Paintings from J.M.W. Turner and other artists are being used to track how pollution levels may have changed over time. Investigators are examining what vivid sunrises and sunsets painted by artists could tell us about the environmental effects of volcanic eruptions.
William Turner was born in England in 1775, and lived until 1851. He is best known as a landscape artist, including a wide variety of sunset paintings. The Lake, Petworth sunset, fighting bucks by the artist is one of the paintings investigators examined to clues to ancient eruptions.
In 1815, the Tambora Volcano in Indonesia erupted, spewing thousands of tons of debris into the air. Much of this material traveled around the road, making sunsets and sunrises redder and more dramatic.
Christos Zerefos, from the Academy of Athens in Greece, led the investigation.
"Nature speaks to the hearts and souls of great artists.
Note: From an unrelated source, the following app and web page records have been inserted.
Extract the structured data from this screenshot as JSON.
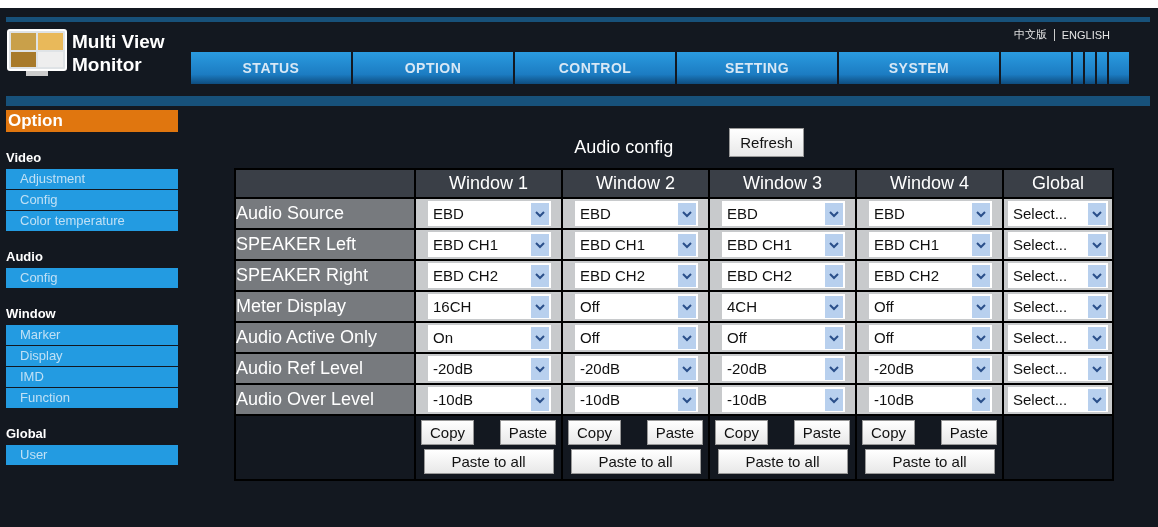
{
  "logo": {
    "title_lines": [
      "Multi View",
      "Monitor"
    ]
  },
  "languages": [
    "中文版",
    "ENGLISH"
  ],
  "tabs": [
    {
      "label": "STATUS"
    },
    {
      "label": "OPTION"
    },
    {
      "label": "CONTROL"
    },
    {
      "label": "SETTING"
    },
    {
      "label": "SYSTEM"
    }
  ],
  "sidebar": {
    "title": "Option",
    "sections": [
      {
        "title": "Video",
        "items": [
          {
            "label": "Adjustment"
          },
          {
            "label": "Config"
          },
          {
            "label": "Color temperature"
          }
        ]
      },
      {
        "title": "Audio",
        "items": [
          {
            "label": "Config"
          }
        ]
      },
      {
        "title": "Window",
        "items": [
          {
            "label": "Marker"
          },
          {
            "label": "Display"
          },
          {
            "label": "IMD"
          },
          {
            "label": "Function"
          }
        ]
      },
      {
        "title": "Global",
        "items": [
          {
            "label": "User"
          }
        ]
      }
    ]
  },
  "page": {
    "title": "Audio config",
    "refresh_button": "Refresh"
  },
  "table": {
    "columns": [
      "Window 1",
      "Window 2",
      "Window 3",
      "Window 4",
      "Global"
    ],
    "rows": [
      {
        "label": "Audio Source",
        "values": [
          "EBD",
          "EBD",
          "EBD",
          "EBD",
          "Select..."
        ]
      },
      {
        "label": "SPEAKER Left",
        "values": [
          "EBD CH1",
          "EBD CH1",
          "EBD CH1",
          "EBD CH1",
          "Select..."
        ]
      },
      {
        "label": "SPEAKER Right",
        "values": [
          "EBD CH2",
          "EBD CH2",
          "EBD CH2",
          "EBD CH2",
          "Select..."
        ]
      },
      {
        "label": "Meter Display",
        "values": [
          "16CH",
          "Off",
          "4CH",
          "Off",
          "Select..."
        ]
      },
      {
        "label": "Audio Active Only",
        "values": [
          "On",
          "Off",
          "Off",
          "Off",
          "Select..."
        ]
      },
      {
        "label": "Audio Ref Level",
        "values": [
          "-20dB",
          "-20dB",
          "-20dB",
          "-20dB",
          "Select..."
        ]
      },
      {
        "label": "Audio Over Level",
        "values": [
          "-10dB",
          "-10dB",
          "-10dB",
          "-10dB",
          "Select..."
        ]
      }
    ],
    "window_actions": [
      {
        "copy": "Copy",
        "paste": "Paste",
        "paste_all": "Paste to all"
      },
      {
        "copy": "Copy",
        "paste": "Paste",
        "paste_all": "Paste to all"
      },
      {
        "copy": "Copy",
        "paste": "Paste",
        "paste_all": "Paste to all"
      },
      {
        "copy": "Copy",
        "paste": "Paste",
        "paste_all": "Paste to all"
      }
    ]
  }
}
But we have found that, when coloring sunsets, it is the way their brains perceive greens and reds that contains important environmental information," Zerefos told the press.
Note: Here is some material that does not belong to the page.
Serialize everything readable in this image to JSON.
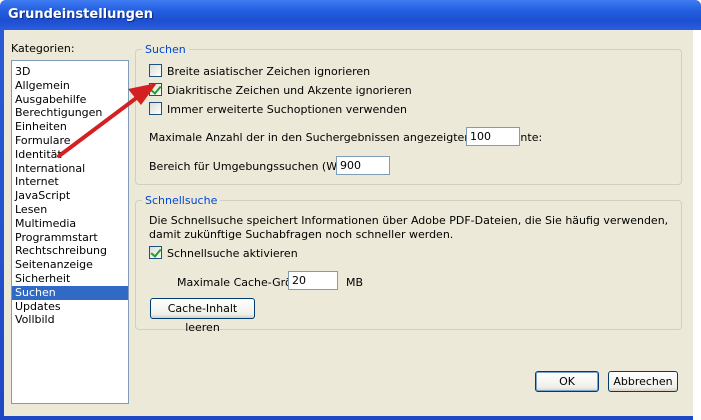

Researchers studied 554 paintings of sunsets created between 1500 and 2000. A total of 181 artists created the art works, including Rembrandt, Hogarth, Gainsborough, and Rubens.
"We found that red-to-green ratios measured in the sunsets of paintings by great masters correlate well with the amount of volcanic aerosols in the atmosphere, regardless of the painters and of the school of painting," Zerefos explained.
Greater than normal levels of red predominated in areas affected by volcanic ash, study says. This allows a way of measuring the aerosol optical depth, a total of all the dust, ash and other particulate matter in the atmosphere at a given time.
As part of the experiment, Zerefos and his team asked an artist to paint sunsets from a pair of photographs. The photos were of sunsets seen from Hydra Island, located in the Aegean Sea, before and after the passage of a dust cloud from the Sahara. The artist had no knowledge of the dust experiment, but his results matched historic artists.
When the Tambora eruption occurred on April 10, 1815, it killed 10,000 people instantly, and the blast was heard 800 miles away. An additional 60,000 people perished in a "volcanic winter" that followed. Crops and farm animals died in large numbers, and 1816 became known as the "Year without a Summer." Snow fell in June in New England and Eastern Canada.
By understanding the way natural phenomenon may have changed temperatures in the past, researchers may be able to gain a better understanding of modern climate change. As dust and ash from the volcanic eruptions scattered light, it also cooled the world.
Investigation of possible evidence of climate changes shown in paintings was profiled [pdf] in the journal Atmospheric Chemistry and Physics.